You can see that the code is getting the date format from a second, non-default, bundle, “commonBundle”, that has been set up earlier in the code. So the code flow is:

  • Delegate gets an email object whose date we care about and makes it available in a MessageDetails class (code not shown).
  • JSP scriptlet gets the MessageDetails object in a variable “msg” set by the delegate and sets it in the pageContext as attribute “email”.
  • “fmt:message” gets the localized date format from the bundle “commonBundle” and saves in a JSTL variable “dateFormat”.
  • The formatted date is now constructed by passing the “formatDate” tag/command the localized date format, “dateFormat”, and the date from MessageDetails property “originationDate”, accessed via “email.originationDate”
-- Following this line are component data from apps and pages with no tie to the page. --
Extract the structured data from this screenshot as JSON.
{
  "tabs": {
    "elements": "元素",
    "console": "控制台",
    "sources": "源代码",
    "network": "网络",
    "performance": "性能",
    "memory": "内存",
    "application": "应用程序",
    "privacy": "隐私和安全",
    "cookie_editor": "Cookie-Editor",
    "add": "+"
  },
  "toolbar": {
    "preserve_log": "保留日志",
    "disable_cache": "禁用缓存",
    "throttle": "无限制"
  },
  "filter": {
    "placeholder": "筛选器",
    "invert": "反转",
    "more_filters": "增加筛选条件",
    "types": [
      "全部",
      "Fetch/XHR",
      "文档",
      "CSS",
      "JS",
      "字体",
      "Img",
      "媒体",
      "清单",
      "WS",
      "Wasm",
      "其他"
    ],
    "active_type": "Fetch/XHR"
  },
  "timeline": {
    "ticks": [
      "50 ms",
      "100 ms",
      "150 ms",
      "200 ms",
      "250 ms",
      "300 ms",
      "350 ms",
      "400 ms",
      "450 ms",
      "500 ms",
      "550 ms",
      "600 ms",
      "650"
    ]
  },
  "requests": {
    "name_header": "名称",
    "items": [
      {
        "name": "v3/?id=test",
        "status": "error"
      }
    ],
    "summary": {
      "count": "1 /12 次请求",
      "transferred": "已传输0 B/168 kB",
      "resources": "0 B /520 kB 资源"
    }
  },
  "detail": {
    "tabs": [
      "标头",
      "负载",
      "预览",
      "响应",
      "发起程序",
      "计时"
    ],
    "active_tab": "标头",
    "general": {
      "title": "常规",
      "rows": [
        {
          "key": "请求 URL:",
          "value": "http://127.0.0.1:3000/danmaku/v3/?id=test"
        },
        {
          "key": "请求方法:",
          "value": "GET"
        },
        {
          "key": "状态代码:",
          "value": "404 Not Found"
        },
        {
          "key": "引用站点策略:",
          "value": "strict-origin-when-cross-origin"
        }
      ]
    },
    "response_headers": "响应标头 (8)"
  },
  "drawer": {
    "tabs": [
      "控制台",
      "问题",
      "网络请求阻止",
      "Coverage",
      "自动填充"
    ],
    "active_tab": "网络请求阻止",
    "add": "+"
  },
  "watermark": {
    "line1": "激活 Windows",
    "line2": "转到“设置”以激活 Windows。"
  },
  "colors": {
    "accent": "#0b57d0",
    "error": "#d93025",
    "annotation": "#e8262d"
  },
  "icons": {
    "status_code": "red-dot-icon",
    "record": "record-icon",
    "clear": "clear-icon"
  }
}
Wrapping Up

Setting Locale

Now, we can go full circle and complete our first example, and realistically set the locale, not using a hard-coded value as in our very first example, but using the technique in the previous example:

<jsp:useBean id=userDetails class="UserDetails" scope=”session” />
<%
pageContext.setAttribute("user", userDetails);
%>
<fmt:setLocale value="$user.locale" />

In this example, the delegate is setting a variable of type UserDetails, to represent the logged in user. This class contains the user’s preferred locale, so we use that to set the default locale for this JSP.

Summary

JSPs provide the flexibility to integrate multiple technologies, but it comes at the cost of increased syntactical and data flow complexity. These code snippets provide some basic examples of how to navigate between the common JSP layers and get them to play well together when introducing localization via the JavaServer Pages Tag Library. Hopefully these will help guide you through the maze as you encounter other coding surprises. And who knows, by adding multiple language support to your site, your JSPs may be around for another decade.